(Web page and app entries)
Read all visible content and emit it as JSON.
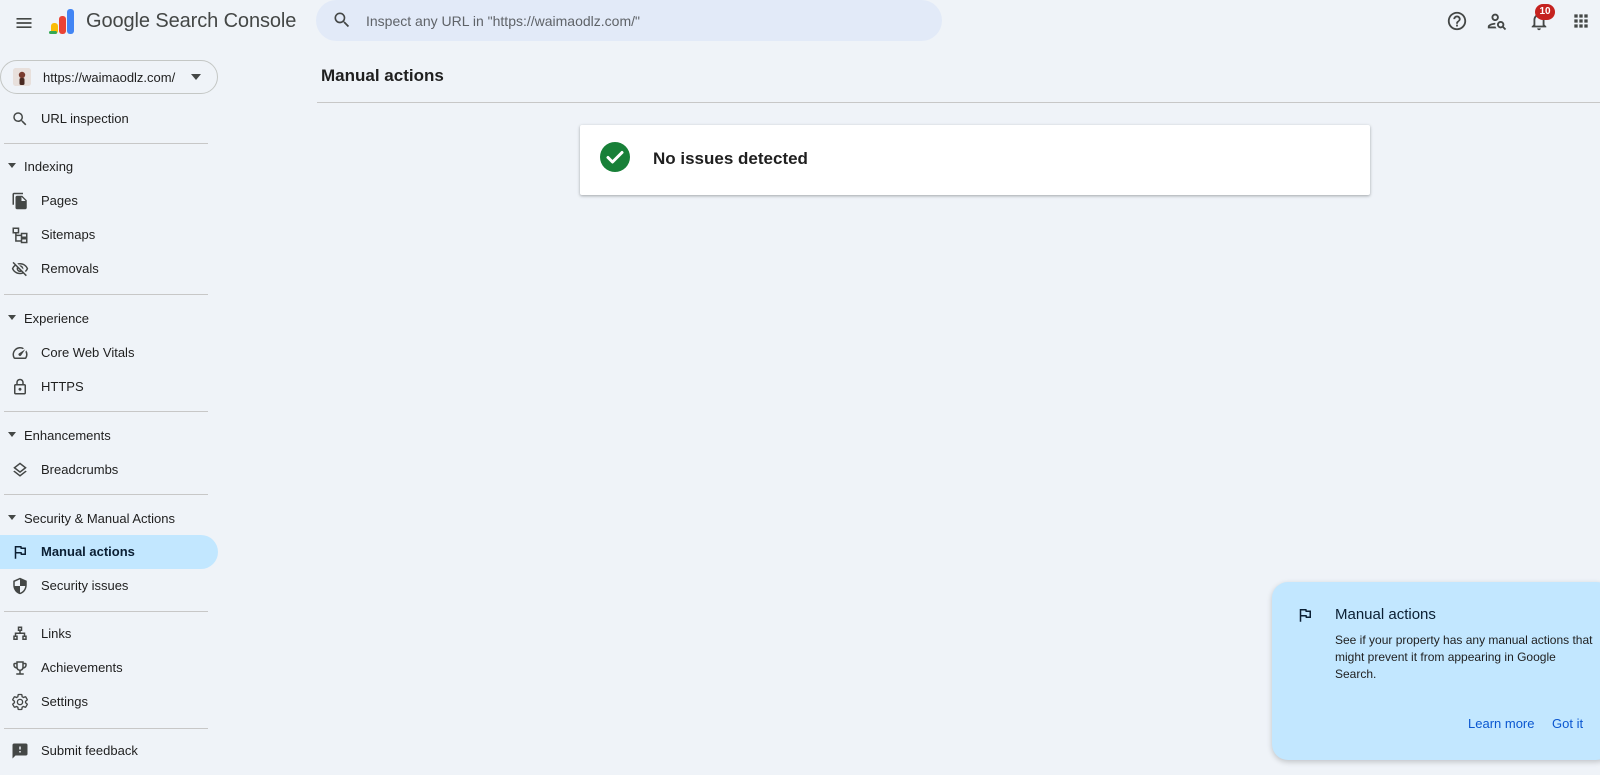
{
  "app": {
    "product_name": "Google Search Console",
    "search_placeholder": "Inspect any URL in \"https://waimaodlz.com/\"",
    "notification_count": "10"
  },
  "property": {
    "url": "https://waimaodlz.com/"
  },
  "sidebar": {
    "url_inspection": "URL inspection",
    "sections": {
      "indexing": "Indexing",
      "experience": "Experience",
      "enhancements": "Enhancements",
      "security": "Security & Manual Actions"
    },
    "items": {
      "pages": "Pages",
      "sitemaps": "Sitemaps",
      "removals": "Removals",
      "core_web_vitals": "Core Web Vitals",
      "https": "HTTPS",
      "breadcrumbs": "Breadcrumbs",
      "manual_actions": "Manual actions",
      "security_issues": "Security issues",
      "links": "Links",
      "achievements": "Achievements",
      "settings": "Settings",
      "submit_feedback": "Submit feedback"
    },
    "active_item": "manual_actions"
  },
  "main": {
    "title": "Manual actions",
    "status": "No issues detected"
  },
  "tooltip": {
    "title": "Manual actions",
    "body": "See if your property has any manual actions that might prevent it from appearing in Google Search.",
    "learn_more": "Learn more",
    "got_it": "Got it"
  },
  "colors": {
    "background": "#eff3f8",
    "active_nav": "#c2e7ff",
    "success": "#188038",
    "badge": "#c5221f",
    "link": "#0b57d0"
  }
}
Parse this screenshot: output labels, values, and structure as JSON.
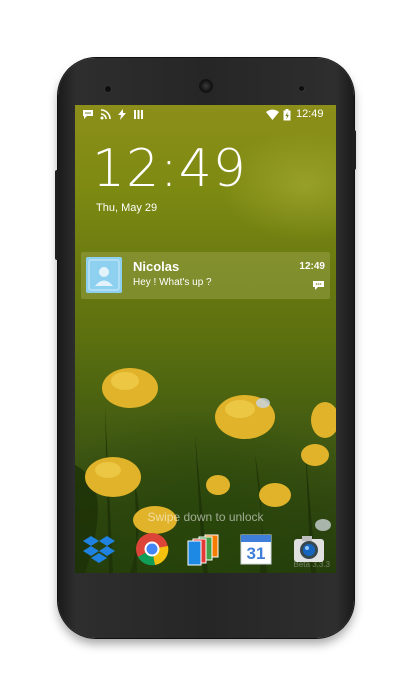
{
  "status_bar": {
    "time": "12:49"
  },
  "lock_screen": {
    "clock": "12:49",
    "date": "Thu, May 29",
    "swipe_hint": "Swipe down to unlock",
    "build_label": "Beta 3.3.3"
  },
  "notification": {
    "sender": "Nicolas",
    "message": "Hey ! What's up ?",
    "time": "12:49"
  },
  "dock": [
    {
      "name": "dropbox",
      "icon": "dropbox-icon"
    },
    {
      "name": "chrome",
      "icon": "chrome-icon"
    },
    {
      "name": "gallery",
      "icon": "gallery-icon"
    },
    {
      "name": "calendar",
      "icon": "calendar-icon",
      "badge": "31"
    },
    {
      "name": "camera",
      "icon": "camera-icon"
    }
  ]
}
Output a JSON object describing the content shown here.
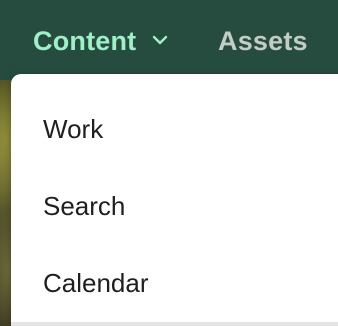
{
  "nav": {
    "tabs": [
      {
        "label": "Content",
        "active": true,
        "icon": "chevron-down-icon"
      },
      {
        "label": "Assets",
        "active": false
      }
    ]
  },
  "dropdown": {
    "items": [
      {
        "label": "Work"
      },
      {
        "label": "Search"
      },
      {
        "label": "Calendar"
      }
    ]
  },
  "colors": {
    "topbar_bg": "#254c3e",
    "active_tab": "#9ff0c8",
    "inactive_tab": "#c4ccc6",
    "menu_bg": "#ffffff",
    "menu_text": "#1f1f1f"
  }
}
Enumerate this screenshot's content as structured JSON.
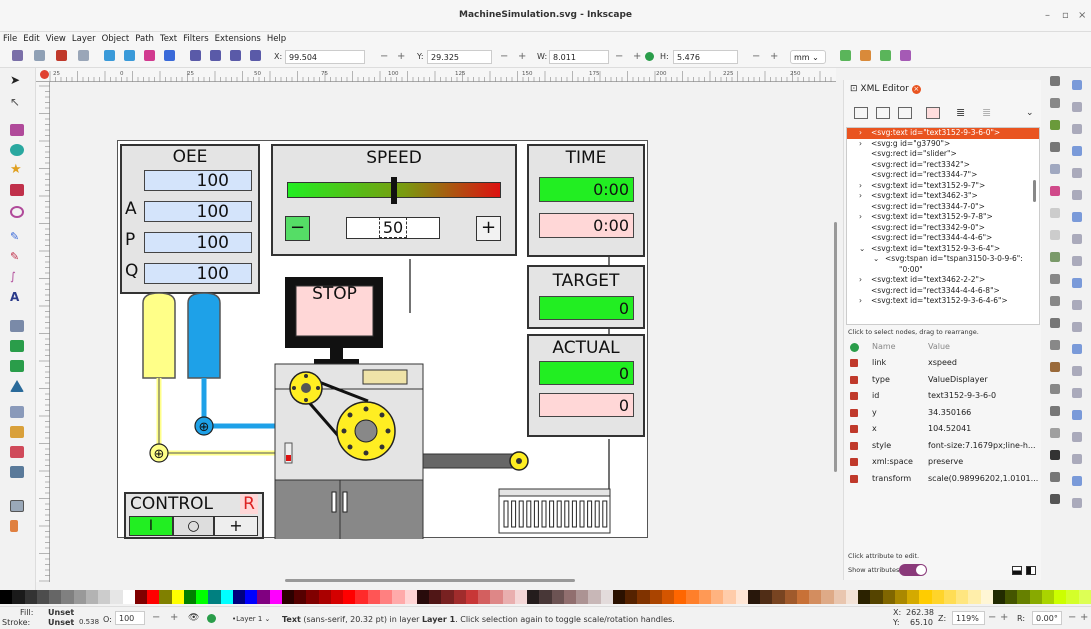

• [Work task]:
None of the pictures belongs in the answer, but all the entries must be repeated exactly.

• [Solution for this task]:
Read all visible content and emit it as JSON.
{
  "app": {
    "product_name": "Google Search Console",
    "search_placeholder": "Inspect any URL in \"https://waimaodlz.com/\"",
    "notification_count": "10"
  },
  "property": {
    "url": "https://waimaodlz.com/"
  },
  "sidebar": {
    "url_inspection": "URL inspection",
    "sections": {
      "indexing": "Indexing",
      "experience": "Experience",
      "enhancements": "Enhancements",
      "security": "Security & Manual Actions"
    },
    "items": {
      "pages": "Pages",
      "sitemaps": "Sitemaps",
      "removals": "Removals",
      "core_web_vitals": "Core Web Vitals",
      "https": "HTTPS",
      "breadcrumbs": "Breadcrumbs",
      "manual_actions": "Manual actions",
      "security_issues": "Security issues",
      "links": "Links",
      "achievements": "Achievements",
      "settings": "Settings",
      "submit_feedback": "Submit feedback"
    },
    "active_item": "manual_actions"
  },
  "main": {
    "title": "Manual actions",
    "status": "No issues detected"
  },
  "tooltip": {
    "title": "Manual actions",
    "body": "See if your property has any manual actions that might prevent it from appearing in Google Search.",
    "learn_more": "Learn more",
    "got_it": "Got it"
  },
  "colors": {
    "background": "#eff3f8",
    "active_nav": "#c2e7ff",
    "success": "#188038",
    "badge": "#c5221f",
    "link": "#0b57d0"
  }
}
Parse this screenshot: output labels, values, and structure as JSON.
{
  "status_bar": {
    "time": "12:49"
  },
  "lock_screen": {
    "clock": "12:49",
    "date": "Thu, May 29",
    "swipe_hint": "Swipe down to unlock",
    "build_label": "Beta 3.3.3"
  },
  "notification": {
    "sender": "Nicolas",
    "message": "Hey ! What's up ?",
    "time": "12:49"
  },
  "dock": [
    {
      "name": "dropbox",
      "icon": "dropbox-icon"
    },
    {
      "name": "chrome",
      "icon": "chrome-icon"
    },
    {
      "name": "gallery",
      "icon": "gallery-icon"
    },
    {
      "name": "calendar",
      "icon": "calendar-icon",
      "badge": "31"
    },
    {
      "name": "camera",
      "icon": "camera-icon"
    }
  ]
}
Output a JSON object describing the content shown here.
{
  "nav": {
    "tabs": [
      {
        "label": "Content",
        "active": true,
        "icon": "chevron-down-icon"
      },
      {
        "label": "Assets",
        "active": false
      }
    ]
  },
  "dropdown": {
    "items": [
      {
        "label": "Work"
      },
      {
        "label": "Search"
      },
      {
        "label": "Calendar"
      }
    ]
  },
  "colors": {
    "topbar_bg": "#254c3e",
    "active_tab": "#9ff0c8",
    "inactive_tab": "#c4ccc6",
    "menu_bg": "#ffffff",
    "menu_text": "#1f1f1f"
  }
}
Enumerate this screenshot's content as structured JSON.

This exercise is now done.